Many of the people who went to Afton City Hall Tuesday night to watch the City Council approve a proposed mosque supported it as a stroke for religious freedom.

A few who opposed the idea asked why the Islamic Society wanted to build in rural Washington County. But a 5-0 council vote sealed the deal.

“My community has really been hard at work making all this right,” said Naaima Khan of Woodbury, a member of the mosque. “I think we did a decent job of answering any concerns that folks had.”

The Islamic Society of Woodbury-East Metro, a growing congregation of mostly professional workers, will build the 10,500-square-foot mosque at 12585 Hudson Road, near Interstate 94, in hopes of opening in May 2017 in time for Ramadan.

It will be built on one corner of a 29-acre parcel, most of which will be leased for farming.

Members began worshiping in a 2,500-square-foot office space in Woodbury in 2009 and moved to a larger space two years later, but they wanted a gathering place of their own, said Irfan Ali, an engineer at Medtronic and a member of the Woodbury Planning Commission.

The land-use permit typically required for a mosque — or any building project — is routine as city government matters go, but this week’s vote came amid broader statements about constitutional rights to religious liberty and assembly.

“I would bet that everyone in this room has ancestors who came here to avoid religious bigotry and persecution,” said Carol Ellingson of Afton. “I believe we should live the values that we preach to others.”

David Nimmer, a Woodbury resident who lived 18 years in Afton, said he’s “old enough to know there are several pathways to God and I would welcome our Muslim brothers and sisters on that journey.”

But Afton resident Patricia Swanson referred to the Islamic Society’s presence as “an invasion” and said it would have “damaging effects” on the city.

“None of the residents of the Afton community have requested this structure to be built.
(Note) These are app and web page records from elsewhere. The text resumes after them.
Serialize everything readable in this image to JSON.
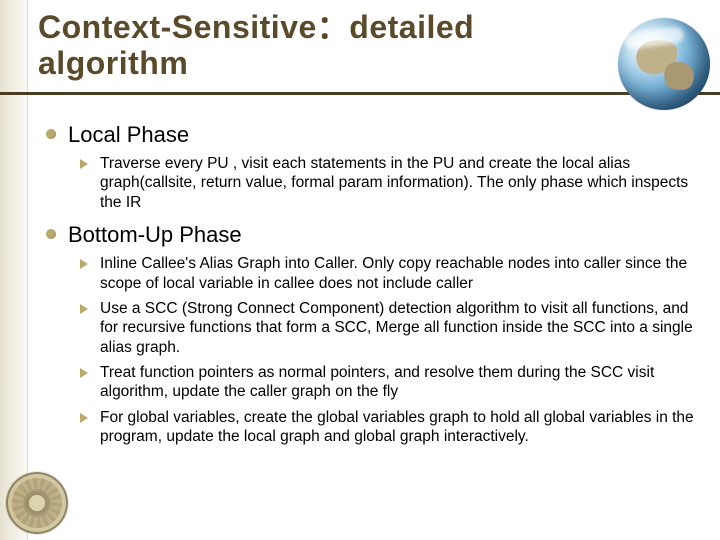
{
  "title": "Context-Sensitive：detailed algorithm",
  "sections": [
    {
      "heading": "Local Phase",
      "items": [
        "Traverse every PU , visit each statements in the PU and create the local alias graph(callsite, return value, formal param information). The only phase which inspects the IR"
      ]
    },
    {
      "heading": "Bottom-Up Phase",
      "items": [
        "Inline Callee's Alias Graph into Caller. Only copy reachable nodes into caller since the scope of local variable in callee does not include caller",
        "Use a SCC (Strong Connect Component) detection algorithm to visit all functions, and for recursive functions that form a SCC, Merge all function inside the SCC into a single alias graph.",
        "Treat function pointers as normal pointers, and resolve them during the SCC visit algorithm, update the caller graph on the fly",
        " For global variables, create the global variables graph to hold all global variables in the program, update the local graph and global graph interactively."
      ]
    }
  ]
}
This means that the pressure to erect it is coming from outside the city of Afton as well as its funding,” she said.

Islamic Society members are raising $500,000 from within their local community to help fund the building project, Ali said.

Some residents raised concerns about noise and lights, which City Council members addressed in their resolution.

The mosque will have two minarets, both shorter than the maximum height allowed in Afton for church spires. No music or calls to worship will be broadcast outside the building, and the Islamic Society will plant trees to screen the mosque from neighboring houses.

The congregation also must secure permits from the Valley Branch Watershed District and the Minnesota Department of Transportation; approval of final drainage, landscaping and lighting plans; and a building permit, said City Administrator Ron Moorse.

About 200 members will worship in the mosque on Fridays, and weekend activities will include classes for children. Membership is about one-tenth that of a Lutheran church down the road, a city planning document said.

Ali said Wednesday that the Islamic Society was thankful for the many Afton residents who came to the council meeting in support of the mosque.

“We are a part of this community,” he said. “We really look forward to moving on to the next step and having a home out here.”